Nicole Holofcener‘s You Hurt My Feelings (A24, 5.26) is basically about an older writer named Beth (Julia Louis-Dreyfus) who feels devastated when she accidentally overhears her therapist husband Don (Tobias Menzies) confess to a close friend that he doesn’t much care for her latest book.

This is a film, in short, about the necessity of supportive lying by those close to aspiring writers (lovers, family, spouses, good friends). Writers can’t reasonably expect honest assessments from anyone close, and there’s really only one way to play it if a significant-other writer asks for constructive criticism — you’ve no choice but to be positive and supportive because any kind of mixed or mezzo-mezzo response will only poison the well or drive a wedge between you.

On top of which if you’re possessed by any kind of real talent you would naturally understand this going in. If you’re any kind of solid, perceptive, grade-A writer you should know how good you are without being told, and if you don’t know this you’re probably a second-rater…be honest.

There’s no winning in intimate situations of this sort. As a rule artists never want to hear that their child is ugly or homely or under-developed or God forbid deformed, and like I just said if a writer doesn’t know this about their own kid they’re probably mediocre anyway and not worth the hassle. People close to you will never level with you about how good your writing is, mainly because every emotional instinct in their body is telling them “go easy, be supportive, be loyal and avoid blunt statements of any kind.”

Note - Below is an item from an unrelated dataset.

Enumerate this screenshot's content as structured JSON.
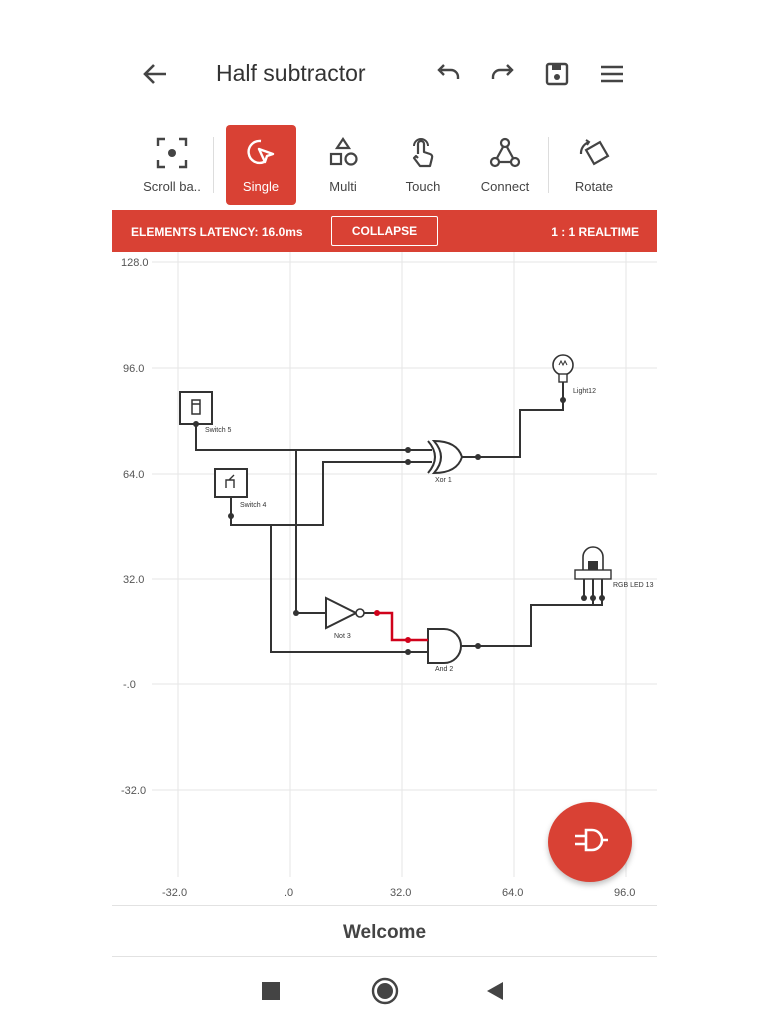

Boiled down Holofcener’s film is approvable in a moderately satisfying way. It’s a perceptive, well-layered, occasionally amusing, engagingly acted film. But it didn’t tell me anything I didn’t know going in. And it doesn’t have one of those big blow-out scenes…one of those scenes in which it all comes spilling out in one big gush.